_PROBLEM STATEMENT_
The required output is every record, written out exactly.

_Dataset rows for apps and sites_

==================================================

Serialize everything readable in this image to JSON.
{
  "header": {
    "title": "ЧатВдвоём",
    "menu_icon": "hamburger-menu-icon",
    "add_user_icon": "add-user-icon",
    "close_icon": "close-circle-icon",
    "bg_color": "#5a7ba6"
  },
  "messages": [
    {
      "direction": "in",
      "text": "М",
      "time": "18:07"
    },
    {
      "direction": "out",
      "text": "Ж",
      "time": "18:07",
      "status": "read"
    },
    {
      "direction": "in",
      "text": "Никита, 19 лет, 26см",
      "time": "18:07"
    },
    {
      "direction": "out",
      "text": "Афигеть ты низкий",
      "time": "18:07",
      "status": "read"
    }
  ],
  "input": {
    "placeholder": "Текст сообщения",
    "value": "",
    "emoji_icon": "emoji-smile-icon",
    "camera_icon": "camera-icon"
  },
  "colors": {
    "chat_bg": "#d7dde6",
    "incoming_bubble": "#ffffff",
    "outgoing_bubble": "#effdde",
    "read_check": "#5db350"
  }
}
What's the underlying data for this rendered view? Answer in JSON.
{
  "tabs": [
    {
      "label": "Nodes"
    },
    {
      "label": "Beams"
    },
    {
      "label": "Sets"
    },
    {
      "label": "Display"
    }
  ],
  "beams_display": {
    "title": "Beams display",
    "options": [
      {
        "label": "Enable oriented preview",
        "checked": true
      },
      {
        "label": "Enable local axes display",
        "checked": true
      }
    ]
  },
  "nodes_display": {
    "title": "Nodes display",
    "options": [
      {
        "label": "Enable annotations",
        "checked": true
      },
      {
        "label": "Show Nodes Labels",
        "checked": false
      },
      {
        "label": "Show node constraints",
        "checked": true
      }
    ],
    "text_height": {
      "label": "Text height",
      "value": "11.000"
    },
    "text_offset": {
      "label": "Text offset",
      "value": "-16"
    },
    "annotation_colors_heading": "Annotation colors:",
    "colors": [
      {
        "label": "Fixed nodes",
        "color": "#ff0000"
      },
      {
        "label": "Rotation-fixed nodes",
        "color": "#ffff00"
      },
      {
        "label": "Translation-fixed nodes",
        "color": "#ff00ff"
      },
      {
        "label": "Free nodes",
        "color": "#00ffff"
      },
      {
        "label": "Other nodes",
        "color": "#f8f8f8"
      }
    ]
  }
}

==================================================

_EXERCISE ANSWER_
Serialize everything readable in this image to JSON.
{
  "header": {
    "title": "ЧатВдвоём",
    "menu_icon": "hamburger-menu-icon",
    "add_user_icon": "add-user-icon",
    "close_icon": "close-circle-icon",
    "bg_color": "#5a7ba6"
  },
  "messages": [
    {
      "direction": "in",
      "text": "М",
      "time": "18:07"
    },
    {
      "direction": "out",
      "text": "Ж",
      "time": "18:07",
      "status": "read"
    },
    {
      "direction": "in",
      "text": "Никита, 19 лет, 26см",
      "time": "18:07"
    },
    {
      "direction": "out",
      "text": "Афигеть ты низкий",
      "time": "18:07",
      "status": "read"
    }
  ],
  "input": {
    "placeholder": "Текст сообщения",
    "value": "",
    "emoji_icon": "emoji-smile-icon",
    "camera_icon": "camera-icon"
  },
  "colors": {
    "chat_bg": "#d7dde6",
    "incoming_bubble": "#ffffff",
    "outgoing_bubble": "#effdde",
    "read_check": "#5db350"
  }
}
What's the underlying data for this rendered view? Answer in JSON.
{
  "tabs": [
    {
      "label": "Nodes"
    },
    {
      "label": "Beams"
    },
    {
      "label": "Sets"
    },
    {
      "label": "Display"
    }
  ],
  "beams_display": {
    "title": "Beams display",
    "options": [
      {
        "label": "Enable oriented preview",
        "checked": true
      },
      {
        "label": "Enable local axes display",
        "checked": true
      }
    ]
  },
  "nodes_display": {
    "title": "Nodes display",
    "options": [
      {
        "label": "Enable annotations",
        "checked": true
      },
      {
        "label": "Show Nodes Labels",
        "checked": false
      },
      {
        "label": "Show node constraints",
        "checked": true
      }
    ],
    "text_height": {
      "label": "Text height",
      "value": "11.000"
    },
    "text_offset": {
      "label": "Text offset",
      "value": "-16"
    },
    "annotation_colors_heading": "Annotation colors:",
    "colors": [
      {
        "label": "Fixed nodes",
        "color": "#ff0000"
      },
      {
        "label": "Rotation-fixed nodes",
        "color": "#ffff00"
      },
      {
        "label": "Translation-fixed nodes",
        "color": "#ff00ff"
      },
      {
        "label": "Free nodes",
        "color": "#00ffff"
      },
      {
        "label": "Other nodes",
        "color": "#f8f8f8"
      }
    ]
  }
}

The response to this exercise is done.